But weddings get really expensive and no one should start a marriage in debt. There’s also the stress that wedding planning creates, which isn’t a great way to start a life together.
I’d tell my 20-year-old self to curate the guest list to death and focus on a meaningful wedding and a great honeymoon.
Less Stuff Is Better
Do you hold onto old stuff just because you can’t bear to throw it out? Me, too. I’m guilty of collecting a lot of different things — shot glasses, ball caps, mugs from my travels… it doesn’t mean anything. It doesn’t add anything to my life.
You don’t need a closet packed with labels. You don’t need dozens of watches or a different pair of shoes for every day of the week.
Less stuff is better. Life is more meaningful than the things you own.

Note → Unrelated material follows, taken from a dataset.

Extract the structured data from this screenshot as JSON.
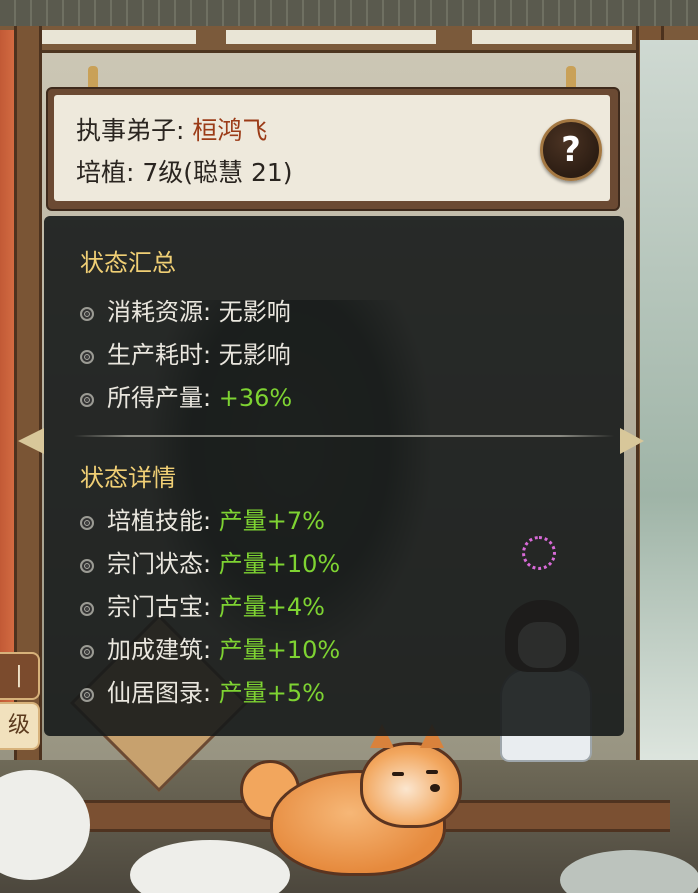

Your body is the only one you’ll have for life. It’s much easier to stay in shape when you were in shape to begin with. It’s much more difficult to get in shape when you’ve let yourself go a bit.
If I could, I’d tell my 20-year-old self to be more careful weight training, kickboxing, playing soccer, and football. My body has taken a lot of hits over the years and because of that, I’m guilty of gaining more than a few extra pounds that I can’t shift.

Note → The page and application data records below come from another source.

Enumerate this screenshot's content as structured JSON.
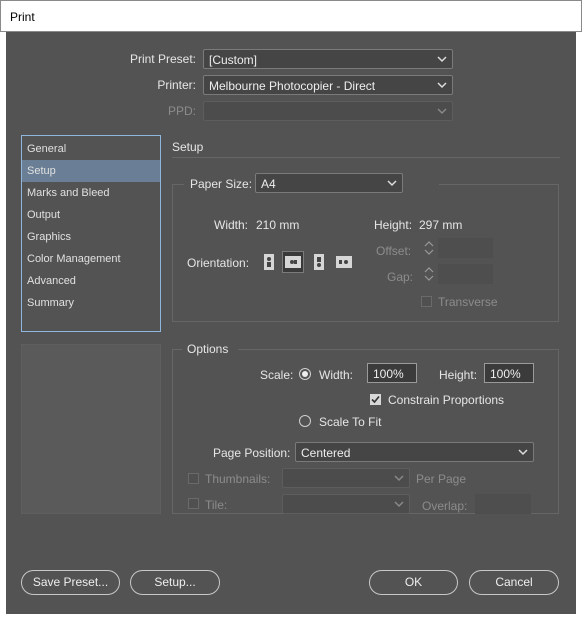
{
  "window": {
    "title": "Print"
  },
  "top": {
    "print_preset_label": "Print Preset:",
    "print_preset_value": "[Custom]",
    "printer_label": "Printer:",
    "printer_value": "Melbourne Photocopier - Direct",
    "ppd_label": "PPD:",
    "ppd_value": ""
  },
  "sidebar": {
    "items": [
      {
        "label": "General"
      },
      {
        "label": "Setup"
      },
      {
        "label": "Marks and Bleed"
      },
      {
        "label": "Output"
      },
      {
        "label": "Graphics"
      },
      {
        "label": "Color Management"
      },
      {
        "label": "Advanced"
      },
      {
        "label": "Summary"
      }
    ],
    "selected": "Setup"
  },
  "setup": {
    "heading": "Setup",
    "paper_size_label": "Paper Size:",
    "paper_size_value": "A4",
    "width_label": "Width:",
    "width_value": "210 mm",
    "height_label": "Height:",
    "height_value": "297 mm",
    "orientation_label": "Orientation:",
    "offset_label": "Offset:",
    "gap_label": "Gap:",
    "transverse_label": "Transverse"
  },
  "options": {
    "heading": "Options",
    "scale_label": "Scale:",
    "width_radio_label": "Width:",
    "width_scale_value": "100%",
    "height_label": "Height:",
    "height_scale_value": "100%",
    "constrain_label": "Constrain Proportions",
    "scale_to_fit_label": "Scale To Fit",
    "page_position_label": "Page Position:",
    "page_position_value": "Centered",
    "thumbnails_label": "Thumbnails:",
    "per_page_label": "Per Page",
    "tile_label": "Tile:",
    "overlap_label": "Overlap:"
  },
  "buttons": {
    "save_preset": "Save Preset...",
    "setup": "Setup...",
    "ok": "OK",
    "cancel": "Cancel"
  },
  "colors": {
    "dialog_bg": "#535353",
    "selection": "#6a7f95",
    "focus_border": "#8fb6dc"
  }
}
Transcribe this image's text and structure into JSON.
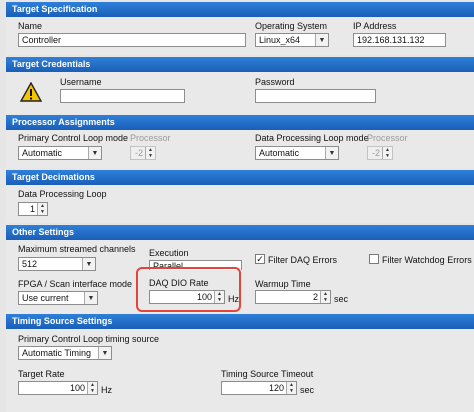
{
  "target_spec": {
    "header": "Target Specification",
    "name_label": "Name",
    "name_value": "Controller",
    "os_label": "Operating System",
    "os_value": "Linux_x64",
    "ip_label": "IP Address",
    "ip_value": "192.168.131.132"
  },
  "credentials": {
    "header": "Target Credentials",
    "username_label": "Username",
    "username_value": "",
    "password_label": "Password",
    "password_value": ""
  },
  "processor": {
    "header": "Processor Assignments",
    "pcl_mode_label": "Primary Control Loop mode",
    "pcl_mode_value": "Automatic",
    "pcl_proc_label": "Processor",
    "pcl_proc_value": "-2",
    "dpl_mode_label": "Data Processing Loop mode",
    "dpl_mode_value": "Automatic",
    "dpl_proc_label": "Processor",
    "dpl_proc_value": "-2"
  },
  "decimations": {
    "header": "Target Decimations",
    "dpl_label": "Data Processing Loop",
    "dpl_value": "1"
  },
  "other": {
    "header": "Other Settings",
    "max_channels_label": "Maximum streamed channels",
    "max_channels_value": "512",
    "execution_label": "Execution",
    "execution_value": "Parallel",
    "filter_daq_label": "Filter DAQ Errors",
    "filter_daq_checked": true,
    "filter_daq_mark": "✓",
    "filter_watchdog_label": "Filter Watchdog Errors",
    "filter_watchdog_checked": false,
    "fpga_label": "FPGA / Scan interface mode",
    "fpga_value": "Use current",
    "daq_rate_label": "DAQ DIO Rate",
    "daq_rate_value": "100",
    "daq_rate_unit": "Hz",
    "warmup_label": "Warmup Time",
    "warmup_value": "2",
    "warmup_unit": "sec"
  },
  "timing": {
    "header": "Timing Source Settings",
    "pcl_timing_label": "Primary Control Loop timing source",
    "pcl_timing_value": "Automatic Timing",
    "target_rate_label": "Target Rate",
    "target_rate_value": "100",
    "target_rate_unit": "Hz",
    "timeout_label": "Timing Source Timeout",
    "timeout_value": "120",
    "timeout_unit": "sec"
  },
  "colors": {
    "header_blue": "#1f6cc8",
    "highlight_red": "#e0463c",
    "warning_yellow": "#f5c400"
  },
  "icons": {
    "dropdown": "chevron-down-icon",
    "spinner": "spinner-arrows-icon",
    "warning": "warning-icon"
  }
}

This doesn’t mean I’m desperate to get ripped like The Rock. I’d just like to get up off the couch without every joint in my body crunching and cracking. If only I’d taken care of myself earlier.
This isn’t the best time to be starting a career. It wasn’t particularly great in my day either. I knew what I wanted to do, but my college career didn’t reflect that. That left me at a bit of a disadvantage.
I did get to where I wanted to go, but it took a lot longer than I expected it to. I struggled with anxiety and depression trying to catch my big break, and that negatively affected my relationship with my partner.
I’d tell my 20-year-old self to be patient when it comes to career progression. Of course, I might also suggest studying something more appropriate at college, since I pursued what I wanted to do despite my degree.
There’s No Such Thing as Perfection
People brag about being perfectionists, myself included. But if I could go back in time and advise my 20-year-old self, I’d tell him to knock it off because there’s no such thing as perfection.
It creates an impossible goal. One you’ll never achieve because you’ll never achieve perfection.
Chasing perfection will only lead you to one end, and that’s burn out. It may also prevent you from taking risks, too, because the fear of failure is too great.
It might hurt, but you should always tell the truth.
Not everyone will be as respectful and honorable as you.
No more hair gel!
Tell your parents you love them as often as possible, one day they’ll be gone.
You’re going to be fine!
Drink more water.
Don’t forget to wear sunscreen every time you leave the house.
It’s okay to put yourself first and say no to the things (or people) that drain your energy.
Be open and honest about what you want, no one will read your mind.
Listen when people show you who they are.
You can have a degree and still be stupid.
You can’t get back the time you spend worrying.
Do what’s right for you, not what’s right on paper.
Some people will like you; some people won’t like you. That’s fine, you’re not for everyone and you don’t have to be.
Let yourself make mistakes; it’ll be okay.
Don’t waste your time on toxic people.
It isn’t things that matter, it’s people.
Before you go, grab a pen and index card, and take note:
“Your time is limited, so don’t waste it living someone else’s life. Don’t be trapped by dogma — which is living with the results of other people’s thinking. Don’t let the noise of other’s opinions drown out your own inner voice. And most important, have the courage to follow your heart and intuition. They somehow already know what you truly want to become. Everything else is secondary.” — Steve Jobs